Fixing Driver Issues & BSODs
On the software end, there are two main reasons for PC crashes.
A faulty graphics driver often causes certain programs to crash. Refer to the fixes from the GPU section in this case. Specifically,
- Disable any GPU overclock.
- If a GPU driver update is available, install the new version.
- If you’re having problems despite having the latest version, remove it instead. Then, manually install an older version that’s known to be stable.
Sometimes, the GPU driver or any other may lead to BSODs instead. In that case, use the following steps for troubleshooting:
- First, note the Stop Code. Look it up on our site or on Microsoft’s Bug Check Code Reference and try the suggested fixes.
- Use tools like WinDbg Preview to analyze the dump file. This can help you identify which driver generated the bug check.
- If required, use Driver Verifier to stress test your drivers. This will also help single out problematic drivers.
- Once you figure out which driver is causing the crashes, troubleshoot it. Update it, or roll back to find a version that works for you.
Fixing Storage-related Crashes
Problems with your storage drive (e.g., bad sectors or corrupt system files) can also lead to PC crashes. You should first use your device manufacturer’s tool (e.g., Samsung Magician) to perform a health check.
On Windows, dism, sfc, and chkdsk can help with storage-related crashes.
- DISM can repair a corrupt OS image.
- SFC can repair other corrupt system files.
- CHKDSK can repair logical bad sectors.
Troubleshooting All Components
If the crashes have persisted till this point, you have three more options.
Second, you could swap out hardware components that you suspect and replace them with known good ones. You’ll have to do this one by one for each part that may be faulty, from the CPU and RAM to the power cable and motherboard.

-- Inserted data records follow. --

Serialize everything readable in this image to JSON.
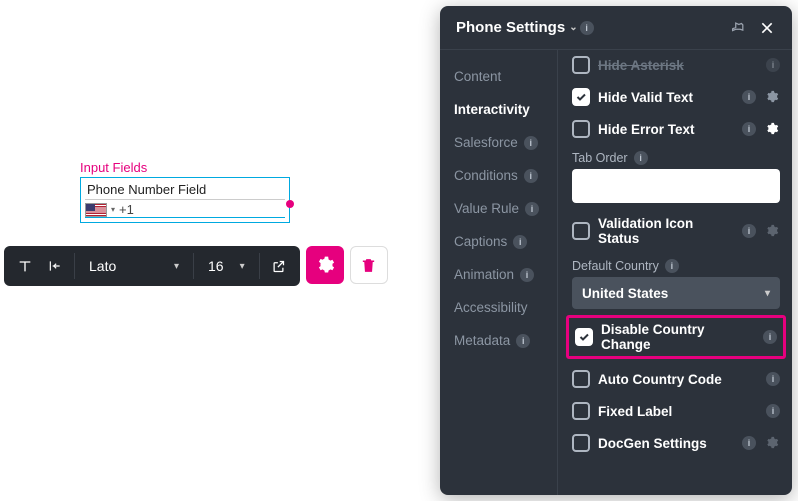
{
  "canvas": {
    "group_label": "Input Fields",
    "phone_field_label": "Phone Number Field",
    "dial_prefix": "+1"
  },
  "toolbar": {
    "font_family": "Lato",
    "font_size": "16"
  },
  "panel": {
    "title": "Phone Settings",
    "tabs": {
      "content": "Content",
      "interactivity": "Interactivity",
      "salesforce": "Salesforce",
      "conditions": "Conditions",
      "value_rule": "Value Rule",
      "captions": "Captions",
      "animation": "Animation",
      "accessibility": "Accessibility",
      "metadata": "Metadata"
    },
    "rows": {
      "hide_asterisk": "Hide Asterisk",
      "hide_valid_text": "Hide Valid Text",
      "hide_error_text": "Hide Error Text",
      "tab_order": "Tab Order",
      "validation_icon_status": "Validation Icon Status",
      "default_country": "Default Country",
      "default_country_value": "United States",
      "disable_country_change": "Disable Country Change",
      "auto_country_code": "Auto Country Code",
      "fixed_label": "Fixed Label",
      "docgen_settings": "DocGen Settings"
    }
  }
}
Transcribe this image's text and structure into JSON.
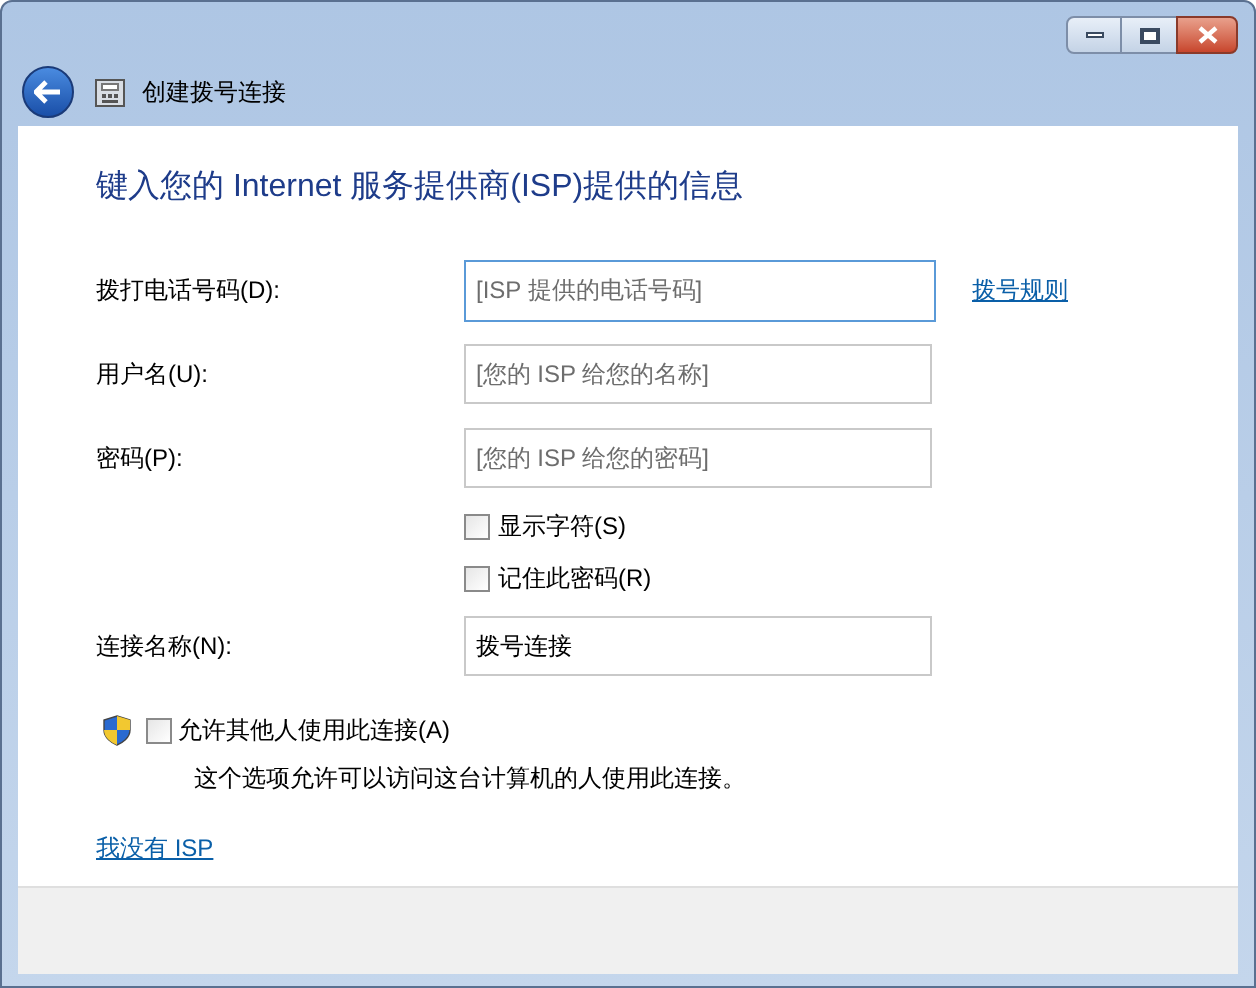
{
  "window": {
    "title": "创建拨号连接"
  },
  "heading": "键入您的 Internet 服务提供商(ISP)提供的信息",
  "rows": [
    {
      "kind": "field",
      "label": "拨打电话号码(D):",
      "placeholder": "[ISP 提供的电话号码]",
      "focused": true,
      "link": "拨号规则"
    },
    {
      "kind": "field",
      "label": "用户名(U):",
      "placeholder": "[您的 ISP 给您的名称]",
      "focused": false
    },
    {
      "kind": "field",
      "label": "密码(P):",
      "placeholder": "[您的 ISP 给您的密码]",
      "focused": false
    },
    {
      "kind": "checkbox",
      "label": "显示字符(S)",
      "checked": false
    },
    {
      "kind": "checkbox",
      "label": "记住此密码(R)",
      "checked": false
    },
    {
      "kind": "field",
      "label": "连接名称(N):",
      "value": "拨号连接",
      "focused": false
    }
  ],
  "share": {
    "label": "允许其他人使用此连接(A)",
    "checked": false,
    "description": "这个选项允许可以访问这台计算机的人使用此连接。"
  },
  "no_isp_link": "我没有 ISP"
}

If both of these options seem like a hassle, you can also take your system to a repair professional. They should be able to diagnose the problem for you and suggest the best way to proceed.